**How to complete this task**
For each line in the data below that has the word "HttpServletRequest", copy that line.

**Records supplied**
===
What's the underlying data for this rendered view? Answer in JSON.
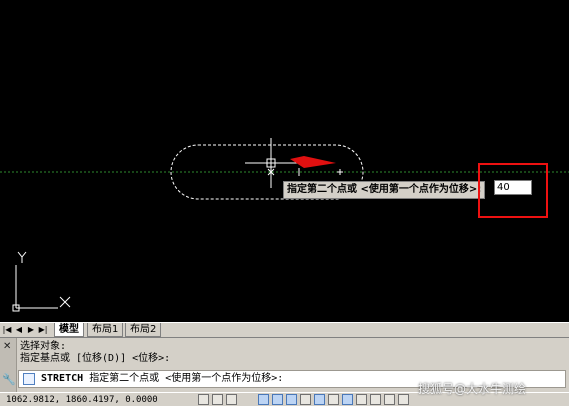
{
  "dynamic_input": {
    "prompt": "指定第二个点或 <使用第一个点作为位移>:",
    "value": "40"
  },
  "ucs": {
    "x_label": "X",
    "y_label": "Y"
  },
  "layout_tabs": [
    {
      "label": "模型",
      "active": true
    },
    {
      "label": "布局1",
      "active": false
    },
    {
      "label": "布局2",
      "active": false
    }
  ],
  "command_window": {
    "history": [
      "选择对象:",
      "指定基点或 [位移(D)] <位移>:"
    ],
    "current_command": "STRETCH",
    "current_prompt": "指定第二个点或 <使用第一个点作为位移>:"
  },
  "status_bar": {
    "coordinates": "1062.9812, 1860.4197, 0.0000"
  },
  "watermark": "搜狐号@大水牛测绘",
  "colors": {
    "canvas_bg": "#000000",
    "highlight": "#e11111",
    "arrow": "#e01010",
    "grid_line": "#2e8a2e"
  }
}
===
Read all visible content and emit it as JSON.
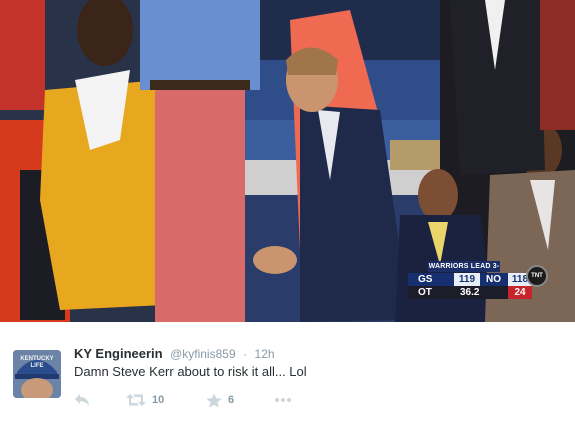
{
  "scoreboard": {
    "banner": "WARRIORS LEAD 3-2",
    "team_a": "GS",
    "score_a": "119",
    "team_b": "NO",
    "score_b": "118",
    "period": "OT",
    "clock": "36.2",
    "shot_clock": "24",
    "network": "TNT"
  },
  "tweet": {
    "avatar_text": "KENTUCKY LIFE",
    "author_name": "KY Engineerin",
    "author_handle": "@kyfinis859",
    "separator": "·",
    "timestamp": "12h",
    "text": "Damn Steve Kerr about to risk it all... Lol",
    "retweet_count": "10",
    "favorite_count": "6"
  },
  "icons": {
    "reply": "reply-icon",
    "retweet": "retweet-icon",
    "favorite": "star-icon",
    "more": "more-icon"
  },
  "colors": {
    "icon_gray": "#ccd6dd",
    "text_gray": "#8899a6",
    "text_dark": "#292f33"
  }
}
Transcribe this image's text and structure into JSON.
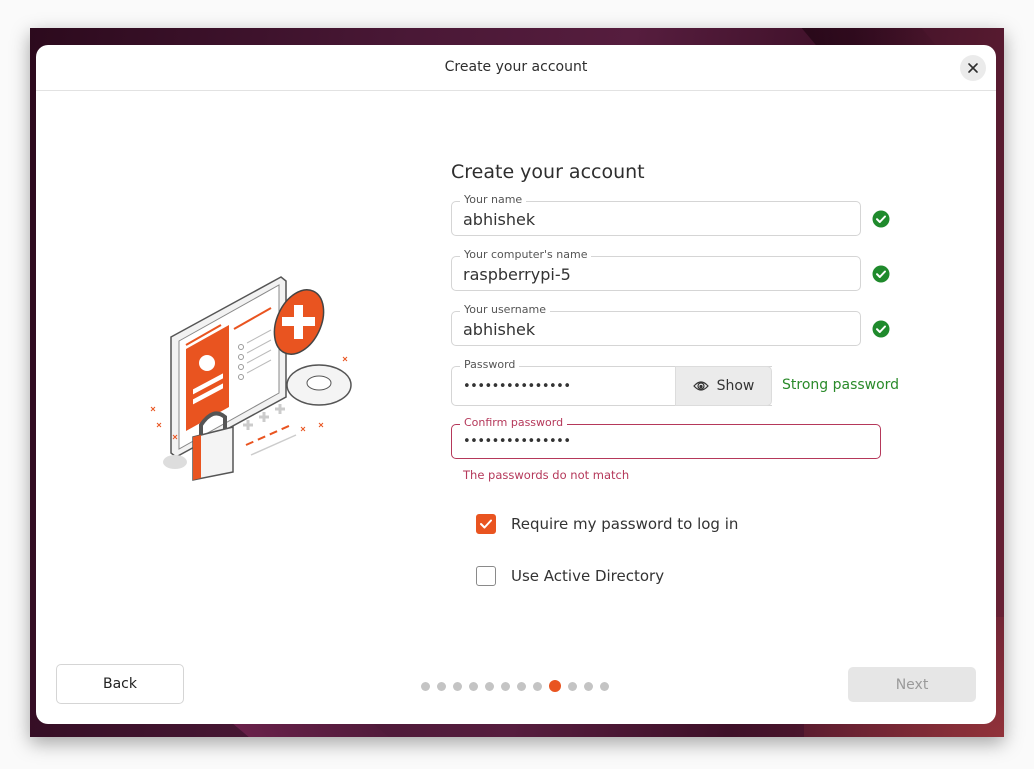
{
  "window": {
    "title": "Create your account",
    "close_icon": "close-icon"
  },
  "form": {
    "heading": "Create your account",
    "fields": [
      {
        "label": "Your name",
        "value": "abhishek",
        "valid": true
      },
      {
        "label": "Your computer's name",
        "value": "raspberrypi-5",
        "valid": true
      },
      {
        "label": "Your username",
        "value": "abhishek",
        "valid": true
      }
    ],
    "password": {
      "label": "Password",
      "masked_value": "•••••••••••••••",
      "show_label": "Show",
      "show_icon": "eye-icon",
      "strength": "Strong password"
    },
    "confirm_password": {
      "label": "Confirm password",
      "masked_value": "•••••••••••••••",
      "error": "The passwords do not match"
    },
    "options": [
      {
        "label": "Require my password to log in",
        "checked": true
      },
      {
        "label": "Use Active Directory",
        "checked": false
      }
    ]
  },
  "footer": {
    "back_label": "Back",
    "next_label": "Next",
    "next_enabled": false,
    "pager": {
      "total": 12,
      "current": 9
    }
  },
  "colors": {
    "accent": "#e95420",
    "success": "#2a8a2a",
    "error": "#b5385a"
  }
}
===
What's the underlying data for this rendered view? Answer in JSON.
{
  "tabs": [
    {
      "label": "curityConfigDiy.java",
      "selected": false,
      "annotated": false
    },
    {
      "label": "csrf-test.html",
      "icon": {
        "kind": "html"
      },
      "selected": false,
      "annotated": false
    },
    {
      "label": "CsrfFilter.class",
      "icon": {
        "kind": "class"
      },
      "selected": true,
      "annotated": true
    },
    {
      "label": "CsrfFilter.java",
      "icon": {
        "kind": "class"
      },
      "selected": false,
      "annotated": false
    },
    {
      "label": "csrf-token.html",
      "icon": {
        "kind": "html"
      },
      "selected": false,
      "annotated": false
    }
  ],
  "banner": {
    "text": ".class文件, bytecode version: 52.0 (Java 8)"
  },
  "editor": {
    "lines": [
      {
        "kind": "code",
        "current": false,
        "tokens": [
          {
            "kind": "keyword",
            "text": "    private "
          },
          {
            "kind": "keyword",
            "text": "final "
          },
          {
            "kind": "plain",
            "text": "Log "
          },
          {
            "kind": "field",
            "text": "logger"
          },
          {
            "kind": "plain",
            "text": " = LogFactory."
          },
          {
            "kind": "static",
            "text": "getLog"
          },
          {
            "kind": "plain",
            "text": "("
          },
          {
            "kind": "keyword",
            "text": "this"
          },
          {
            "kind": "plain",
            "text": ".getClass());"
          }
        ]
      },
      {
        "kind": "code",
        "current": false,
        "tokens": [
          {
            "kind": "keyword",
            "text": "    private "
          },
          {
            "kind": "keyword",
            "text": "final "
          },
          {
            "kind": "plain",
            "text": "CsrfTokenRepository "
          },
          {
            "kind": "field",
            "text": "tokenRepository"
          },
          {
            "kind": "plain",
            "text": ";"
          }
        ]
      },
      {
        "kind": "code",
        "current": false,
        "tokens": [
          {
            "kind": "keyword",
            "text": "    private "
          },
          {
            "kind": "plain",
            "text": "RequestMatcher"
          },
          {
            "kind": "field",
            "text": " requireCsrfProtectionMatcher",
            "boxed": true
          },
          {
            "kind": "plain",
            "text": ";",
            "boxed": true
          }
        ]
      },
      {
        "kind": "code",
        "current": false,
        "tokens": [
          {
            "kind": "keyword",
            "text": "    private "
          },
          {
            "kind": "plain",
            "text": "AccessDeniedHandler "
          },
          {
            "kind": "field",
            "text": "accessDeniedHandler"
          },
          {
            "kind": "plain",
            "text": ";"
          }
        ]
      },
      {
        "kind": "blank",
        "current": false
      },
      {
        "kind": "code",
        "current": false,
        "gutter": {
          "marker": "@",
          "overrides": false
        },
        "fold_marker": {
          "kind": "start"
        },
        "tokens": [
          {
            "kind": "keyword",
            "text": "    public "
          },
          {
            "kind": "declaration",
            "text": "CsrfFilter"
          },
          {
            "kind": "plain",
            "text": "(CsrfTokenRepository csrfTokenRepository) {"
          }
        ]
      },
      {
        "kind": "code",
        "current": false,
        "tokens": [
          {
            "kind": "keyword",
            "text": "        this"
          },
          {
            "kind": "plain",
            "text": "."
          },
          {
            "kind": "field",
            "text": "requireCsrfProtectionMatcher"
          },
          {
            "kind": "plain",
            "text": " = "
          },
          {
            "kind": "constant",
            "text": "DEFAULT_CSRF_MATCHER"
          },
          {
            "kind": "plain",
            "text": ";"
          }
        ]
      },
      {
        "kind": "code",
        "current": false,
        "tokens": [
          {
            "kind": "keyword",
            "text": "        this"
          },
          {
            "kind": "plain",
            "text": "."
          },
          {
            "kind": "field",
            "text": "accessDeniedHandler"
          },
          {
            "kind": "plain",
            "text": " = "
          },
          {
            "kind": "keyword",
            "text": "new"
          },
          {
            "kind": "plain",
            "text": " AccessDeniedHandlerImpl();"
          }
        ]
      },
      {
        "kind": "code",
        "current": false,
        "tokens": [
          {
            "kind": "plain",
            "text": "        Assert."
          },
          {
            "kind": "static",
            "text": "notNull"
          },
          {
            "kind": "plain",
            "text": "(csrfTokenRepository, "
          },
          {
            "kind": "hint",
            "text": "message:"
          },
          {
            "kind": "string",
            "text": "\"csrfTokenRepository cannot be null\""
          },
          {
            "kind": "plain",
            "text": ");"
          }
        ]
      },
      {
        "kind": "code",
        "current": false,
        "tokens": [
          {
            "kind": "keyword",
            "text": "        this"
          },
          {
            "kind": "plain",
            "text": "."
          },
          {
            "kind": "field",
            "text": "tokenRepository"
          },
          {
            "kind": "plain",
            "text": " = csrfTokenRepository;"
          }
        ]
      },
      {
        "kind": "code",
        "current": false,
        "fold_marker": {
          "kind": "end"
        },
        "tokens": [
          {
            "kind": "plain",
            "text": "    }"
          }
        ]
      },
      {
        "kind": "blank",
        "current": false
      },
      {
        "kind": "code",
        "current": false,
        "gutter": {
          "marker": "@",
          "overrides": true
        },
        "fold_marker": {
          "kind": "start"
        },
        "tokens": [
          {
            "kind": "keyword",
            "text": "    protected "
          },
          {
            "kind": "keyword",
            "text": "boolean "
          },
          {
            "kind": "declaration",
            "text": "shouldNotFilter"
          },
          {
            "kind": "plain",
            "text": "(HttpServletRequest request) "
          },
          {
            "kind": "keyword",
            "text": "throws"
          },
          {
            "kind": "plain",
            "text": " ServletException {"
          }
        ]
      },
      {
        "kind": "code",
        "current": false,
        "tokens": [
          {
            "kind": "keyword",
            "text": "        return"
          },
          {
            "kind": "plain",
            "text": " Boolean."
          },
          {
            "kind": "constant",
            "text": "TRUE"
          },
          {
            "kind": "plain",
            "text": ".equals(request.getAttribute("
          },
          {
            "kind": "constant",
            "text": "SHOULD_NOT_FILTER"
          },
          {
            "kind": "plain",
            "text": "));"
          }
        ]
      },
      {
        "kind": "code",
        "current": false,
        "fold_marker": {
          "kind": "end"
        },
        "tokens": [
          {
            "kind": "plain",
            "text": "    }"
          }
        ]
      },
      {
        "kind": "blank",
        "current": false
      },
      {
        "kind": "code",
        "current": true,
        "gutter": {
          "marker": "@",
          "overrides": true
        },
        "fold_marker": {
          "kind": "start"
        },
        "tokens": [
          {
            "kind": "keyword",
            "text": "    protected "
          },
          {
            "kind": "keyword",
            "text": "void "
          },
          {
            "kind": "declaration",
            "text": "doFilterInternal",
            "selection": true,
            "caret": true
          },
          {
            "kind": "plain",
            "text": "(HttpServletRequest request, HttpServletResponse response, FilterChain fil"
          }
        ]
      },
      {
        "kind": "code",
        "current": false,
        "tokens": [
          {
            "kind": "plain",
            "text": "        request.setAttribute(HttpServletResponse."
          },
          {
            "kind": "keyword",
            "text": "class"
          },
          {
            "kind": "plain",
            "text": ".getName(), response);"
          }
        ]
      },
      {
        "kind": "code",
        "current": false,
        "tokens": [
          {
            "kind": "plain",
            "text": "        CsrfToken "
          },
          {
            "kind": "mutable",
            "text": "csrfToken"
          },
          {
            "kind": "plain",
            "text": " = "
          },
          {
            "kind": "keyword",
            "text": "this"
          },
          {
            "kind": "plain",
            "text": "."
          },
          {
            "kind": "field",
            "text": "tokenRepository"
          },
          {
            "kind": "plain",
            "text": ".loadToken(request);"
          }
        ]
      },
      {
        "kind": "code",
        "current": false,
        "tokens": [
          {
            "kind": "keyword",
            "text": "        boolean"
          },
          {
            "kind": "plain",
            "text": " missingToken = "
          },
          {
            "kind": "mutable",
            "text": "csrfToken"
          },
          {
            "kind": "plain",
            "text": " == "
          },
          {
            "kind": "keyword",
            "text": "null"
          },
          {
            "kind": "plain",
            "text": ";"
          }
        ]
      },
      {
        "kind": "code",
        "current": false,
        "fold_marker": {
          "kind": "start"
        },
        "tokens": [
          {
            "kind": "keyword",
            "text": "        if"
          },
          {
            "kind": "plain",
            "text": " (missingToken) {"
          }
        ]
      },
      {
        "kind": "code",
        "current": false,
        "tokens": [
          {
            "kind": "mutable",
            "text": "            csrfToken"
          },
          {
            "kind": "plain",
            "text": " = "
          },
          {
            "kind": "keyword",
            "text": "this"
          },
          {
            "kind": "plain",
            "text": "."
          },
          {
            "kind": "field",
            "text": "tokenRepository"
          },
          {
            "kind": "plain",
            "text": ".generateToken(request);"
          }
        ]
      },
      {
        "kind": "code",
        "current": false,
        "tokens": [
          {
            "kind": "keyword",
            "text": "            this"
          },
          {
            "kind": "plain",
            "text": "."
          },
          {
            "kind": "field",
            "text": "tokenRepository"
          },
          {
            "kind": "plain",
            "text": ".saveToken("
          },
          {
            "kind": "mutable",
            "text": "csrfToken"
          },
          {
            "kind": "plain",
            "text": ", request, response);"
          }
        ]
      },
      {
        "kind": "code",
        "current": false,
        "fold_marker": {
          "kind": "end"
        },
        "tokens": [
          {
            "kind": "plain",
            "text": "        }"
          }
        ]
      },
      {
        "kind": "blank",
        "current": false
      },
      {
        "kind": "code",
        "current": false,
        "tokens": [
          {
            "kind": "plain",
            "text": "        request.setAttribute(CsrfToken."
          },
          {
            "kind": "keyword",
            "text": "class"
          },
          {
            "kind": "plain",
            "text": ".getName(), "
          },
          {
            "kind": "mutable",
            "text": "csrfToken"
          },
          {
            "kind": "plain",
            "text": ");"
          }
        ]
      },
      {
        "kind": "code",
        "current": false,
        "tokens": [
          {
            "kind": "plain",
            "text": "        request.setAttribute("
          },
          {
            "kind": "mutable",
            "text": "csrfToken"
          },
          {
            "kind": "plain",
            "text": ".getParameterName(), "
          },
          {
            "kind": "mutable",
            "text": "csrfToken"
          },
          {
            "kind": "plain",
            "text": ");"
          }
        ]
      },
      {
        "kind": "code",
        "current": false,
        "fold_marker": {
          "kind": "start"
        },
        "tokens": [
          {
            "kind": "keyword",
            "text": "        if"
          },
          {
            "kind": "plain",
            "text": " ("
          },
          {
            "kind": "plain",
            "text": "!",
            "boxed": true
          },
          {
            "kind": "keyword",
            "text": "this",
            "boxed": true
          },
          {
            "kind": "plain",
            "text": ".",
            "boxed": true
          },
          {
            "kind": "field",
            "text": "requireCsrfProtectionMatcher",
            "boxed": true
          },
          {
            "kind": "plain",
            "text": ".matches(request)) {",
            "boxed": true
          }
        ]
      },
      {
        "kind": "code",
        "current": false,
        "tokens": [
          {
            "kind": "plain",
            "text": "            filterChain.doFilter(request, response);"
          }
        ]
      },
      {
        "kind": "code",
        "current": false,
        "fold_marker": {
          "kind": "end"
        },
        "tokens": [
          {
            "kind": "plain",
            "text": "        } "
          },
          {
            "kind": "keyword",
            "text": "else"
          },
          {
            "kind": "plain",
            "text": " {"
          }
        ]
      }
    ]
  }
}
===
**Task response**
            "text": "(HttpServletRequest request) "
            "text": "(HttpServletRequest request, HttpServletResponse response, FilterChain fil"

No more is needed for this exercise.